▶

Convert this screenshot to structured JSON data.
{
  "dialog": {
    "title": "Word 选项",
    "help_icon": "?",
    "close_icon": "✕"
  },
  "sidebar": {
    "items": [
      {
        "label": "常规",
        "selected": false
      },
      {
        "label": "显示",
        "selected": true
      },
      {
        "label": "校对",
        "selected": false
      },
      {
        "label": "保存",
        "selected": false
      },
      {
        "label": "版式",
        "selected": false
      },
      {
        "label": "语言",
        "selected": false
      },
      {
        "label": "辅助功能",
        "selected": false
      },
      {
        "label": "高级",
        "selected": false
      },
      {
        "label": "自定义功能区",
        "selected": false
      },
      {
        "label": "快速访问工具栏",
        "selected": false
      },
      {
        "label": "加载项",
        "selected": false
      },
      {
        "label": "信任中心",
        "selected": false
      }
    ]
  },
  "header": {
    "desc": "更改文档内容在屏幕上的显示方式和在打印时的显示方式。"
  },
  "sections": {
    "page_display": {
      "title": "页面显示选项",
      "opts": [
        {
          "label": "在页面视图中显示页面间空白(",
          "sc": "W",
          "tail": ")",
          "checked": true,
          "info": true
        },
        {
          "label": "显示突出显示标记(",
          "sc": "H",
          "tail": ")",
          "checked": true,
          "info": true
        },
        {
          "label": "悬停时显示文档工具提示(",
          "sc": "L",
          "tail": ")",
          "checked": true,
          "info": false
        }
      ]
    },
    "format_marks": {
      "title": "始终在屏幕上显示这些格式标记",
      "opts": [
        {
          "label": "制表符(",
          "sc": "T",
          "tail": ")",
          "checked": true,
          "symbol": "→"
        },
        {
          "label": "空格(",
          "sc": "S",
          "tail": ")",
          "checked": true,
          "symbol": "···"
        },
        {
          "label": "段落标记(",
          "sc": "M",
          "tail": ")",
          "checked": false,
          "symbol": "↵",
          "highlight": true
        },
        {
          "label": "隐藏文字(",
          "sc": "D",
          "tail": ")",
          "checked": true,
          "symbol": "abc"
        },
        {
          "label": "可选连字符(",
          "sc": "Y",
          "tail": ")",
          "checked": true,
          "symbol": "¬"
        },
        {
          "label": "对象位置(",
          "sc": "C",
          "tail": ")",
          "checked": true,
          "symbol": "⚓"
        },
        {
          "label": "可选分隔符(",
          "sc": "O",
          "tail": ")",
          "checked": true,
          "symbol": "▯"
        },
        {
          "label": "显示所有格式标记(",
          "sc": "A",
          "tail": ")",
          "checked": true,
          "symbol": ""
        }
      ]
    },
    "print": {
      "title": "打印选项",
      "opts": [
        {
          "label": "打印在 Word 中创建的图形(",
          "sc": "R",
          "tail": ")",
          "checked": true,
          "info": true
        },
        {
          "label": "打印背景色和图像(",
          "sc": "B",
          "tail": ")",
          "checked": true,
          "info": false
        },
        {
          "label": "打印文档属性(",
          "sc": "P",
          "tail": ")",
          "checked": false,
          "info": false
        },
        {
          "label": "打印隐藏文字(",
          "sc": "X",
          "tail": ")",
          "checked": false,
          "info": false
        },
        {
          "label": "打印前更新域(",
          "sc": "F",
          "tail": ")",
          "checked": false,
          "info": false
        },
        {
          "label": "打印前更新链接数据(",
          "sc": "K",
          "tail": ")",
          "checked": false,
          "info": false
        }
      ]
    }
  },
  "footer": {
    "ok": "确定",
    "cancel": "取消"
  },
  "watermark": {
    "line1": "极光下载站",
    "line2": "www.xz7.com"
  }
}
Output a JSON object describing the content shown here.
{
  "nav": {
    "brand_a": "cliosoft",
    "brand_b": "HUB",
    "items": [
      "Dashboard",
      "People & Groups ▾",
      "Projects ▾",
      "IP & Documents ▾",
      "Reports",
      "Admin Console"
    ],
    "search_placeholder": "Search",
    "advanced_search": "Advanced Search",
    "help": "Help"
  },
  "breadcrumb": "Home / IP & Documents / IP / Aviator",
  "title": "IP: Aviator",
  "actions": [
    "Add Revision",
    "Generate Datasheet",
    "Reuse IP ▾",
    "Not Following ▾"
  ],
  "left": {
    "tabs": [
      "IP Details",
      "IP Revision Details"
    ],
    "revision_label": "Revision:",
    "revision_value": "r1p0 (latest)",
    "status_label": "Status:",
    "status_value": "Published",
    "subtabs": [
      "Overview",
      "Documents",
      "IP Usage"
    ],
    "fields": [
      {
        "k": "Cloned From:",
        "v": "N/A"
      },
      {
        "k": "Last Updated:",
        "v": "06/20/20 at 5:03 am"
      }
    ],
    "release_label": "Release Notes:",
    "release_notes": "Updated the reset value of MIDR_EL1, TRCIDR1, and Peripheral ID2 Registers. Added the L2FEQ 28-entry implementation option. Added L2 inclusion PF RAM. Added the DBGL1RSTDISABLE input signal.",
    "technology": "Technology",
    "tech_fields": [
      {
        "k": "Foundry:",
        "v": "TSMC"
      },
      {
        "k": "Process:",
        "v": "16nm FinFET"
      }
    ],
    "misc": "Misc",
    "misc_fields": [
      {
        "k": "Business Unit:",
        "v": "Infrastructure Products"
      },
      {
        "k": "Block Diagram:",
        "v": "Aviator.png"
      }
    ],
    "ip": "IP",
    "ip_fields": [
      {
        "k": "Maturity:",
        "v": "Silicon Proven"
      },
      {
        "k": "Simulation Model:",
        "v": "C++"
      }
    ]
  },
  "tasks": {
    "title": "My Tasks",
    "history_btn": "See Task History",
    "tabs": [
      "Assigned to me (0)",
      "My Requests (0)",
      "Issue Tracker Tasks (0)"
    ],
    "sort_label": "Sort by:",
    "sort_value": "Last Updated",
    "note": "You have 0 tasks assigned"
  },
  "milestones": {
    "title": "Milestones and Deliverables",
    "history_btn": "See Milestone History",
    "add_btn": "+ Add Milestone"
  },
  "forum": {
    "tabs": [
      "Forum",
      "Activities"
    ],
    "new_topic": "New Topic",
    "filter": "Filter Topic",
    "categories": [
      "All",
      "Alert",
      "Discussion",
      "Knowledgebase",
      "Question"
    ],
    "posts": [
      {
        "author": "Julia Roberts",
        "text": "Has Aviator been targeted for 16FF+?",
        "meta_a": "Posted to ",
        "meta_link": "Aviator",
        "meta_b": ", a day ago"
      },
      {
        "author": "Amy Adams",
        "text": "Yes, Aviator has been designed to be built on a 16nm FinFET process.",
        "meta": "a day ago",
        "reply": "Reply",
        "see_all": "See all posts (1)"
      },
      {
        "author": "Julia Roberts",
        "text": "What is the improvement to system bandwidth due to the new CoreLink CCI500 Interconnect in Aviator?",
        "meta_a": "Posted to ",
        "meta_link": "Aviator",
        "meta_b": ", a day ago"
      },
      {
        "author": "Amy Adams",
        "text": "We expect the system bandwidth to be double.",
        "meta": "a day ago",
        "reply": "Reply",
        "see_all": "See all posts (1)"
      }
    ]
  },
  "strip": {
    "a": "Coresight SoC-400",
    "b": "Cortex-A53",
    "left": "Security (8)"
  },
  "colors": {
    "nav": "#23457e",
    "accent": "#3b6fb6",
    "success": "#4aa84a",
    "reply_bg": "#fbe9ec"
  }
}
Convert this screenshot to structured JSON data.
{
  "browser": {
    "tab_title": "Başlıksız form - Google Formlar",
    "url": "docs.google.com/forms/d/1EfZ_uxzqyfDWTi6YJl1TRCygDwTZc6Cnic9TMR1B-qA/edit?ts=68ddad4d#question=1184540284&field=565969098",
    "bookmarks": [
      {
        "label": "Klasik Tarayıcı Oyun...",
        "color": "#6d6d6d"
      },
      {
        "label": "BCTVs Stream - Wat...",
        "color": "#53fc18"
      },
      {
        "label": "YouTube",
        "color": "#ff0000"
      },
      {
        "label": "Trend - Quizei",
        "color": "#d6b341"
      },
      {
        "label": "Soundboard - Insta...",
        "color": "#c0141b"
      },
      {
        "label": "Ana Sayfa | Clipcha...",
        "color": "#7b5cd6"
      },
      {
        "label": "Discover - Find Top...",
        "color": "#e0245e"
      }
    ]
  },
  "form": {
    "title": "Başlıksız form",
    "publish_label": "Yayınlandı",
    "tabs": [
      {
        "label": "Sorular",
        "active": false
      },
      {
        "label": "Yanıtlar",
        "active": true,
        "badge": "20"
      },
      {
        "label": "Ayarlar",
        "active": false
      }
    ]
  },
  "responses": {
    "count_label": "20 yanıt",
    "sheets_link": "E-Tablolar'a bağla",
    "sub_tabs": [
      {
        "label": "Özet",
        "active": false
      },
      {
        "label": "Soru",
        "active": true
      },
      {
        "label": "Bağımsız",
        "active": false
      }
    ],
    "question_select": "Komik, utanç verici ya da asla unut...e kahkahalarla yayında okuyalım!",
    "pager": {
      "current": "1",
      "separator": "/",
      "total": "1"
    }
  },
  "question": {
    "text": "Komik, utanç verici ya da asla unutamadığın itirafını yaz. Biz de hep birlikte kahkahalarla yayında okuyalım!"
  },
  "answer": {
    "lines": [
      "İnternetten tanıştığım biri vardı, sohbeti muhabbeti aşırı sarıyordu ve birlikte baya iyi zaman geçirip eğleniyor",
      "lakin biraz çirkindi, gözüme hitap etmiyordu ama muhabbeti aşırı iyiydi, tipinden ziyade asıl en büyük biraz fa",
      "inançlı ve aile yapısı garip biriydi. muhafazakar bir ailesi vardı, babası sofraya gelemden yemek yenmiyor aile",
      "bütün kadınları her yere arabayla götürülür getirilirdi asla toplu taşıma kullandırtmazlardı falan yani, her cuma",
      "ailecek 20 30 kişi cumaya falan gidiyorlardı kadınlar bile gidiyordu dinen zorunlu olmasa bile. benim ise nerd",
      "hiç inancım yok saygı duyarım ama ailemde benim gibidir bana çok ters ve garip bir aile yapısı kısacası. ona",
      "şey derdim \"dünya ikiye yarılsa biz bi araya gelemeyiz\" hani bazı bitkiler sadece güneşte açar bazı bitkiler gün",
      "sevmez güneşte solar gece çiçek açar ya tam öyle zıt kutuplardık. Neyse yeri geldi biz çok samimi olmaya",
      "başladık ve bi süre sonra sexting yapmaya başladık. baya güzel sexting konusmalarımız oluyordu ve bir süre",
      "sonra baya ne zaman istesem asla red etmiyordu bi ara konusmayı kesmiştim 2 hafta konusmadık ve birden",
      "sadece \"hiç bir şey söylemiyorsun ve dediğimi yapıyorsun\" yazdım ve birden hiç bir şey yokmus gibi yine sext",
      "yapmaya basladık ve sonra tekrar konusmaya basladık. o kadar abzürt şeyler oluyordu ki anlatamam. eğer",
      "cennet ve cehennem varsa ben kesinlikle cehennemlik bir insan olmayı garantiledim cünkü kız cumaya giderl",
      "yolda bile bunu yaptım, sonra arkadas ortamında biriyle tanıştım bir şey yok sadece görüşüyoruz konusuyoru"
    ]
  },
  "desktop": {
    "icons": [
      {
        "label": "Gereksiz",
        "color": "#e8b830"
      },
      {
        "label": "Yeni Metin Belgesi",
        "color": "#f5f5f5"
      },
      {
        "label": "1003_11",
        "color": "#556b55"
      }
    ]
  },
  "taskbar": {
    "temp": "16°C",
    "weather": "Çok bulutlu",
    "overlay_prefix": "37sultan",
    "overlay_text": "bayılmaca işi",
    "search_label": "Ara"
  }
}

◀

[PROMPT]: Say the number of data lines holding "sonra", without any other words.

[ANSWER BOX]: 4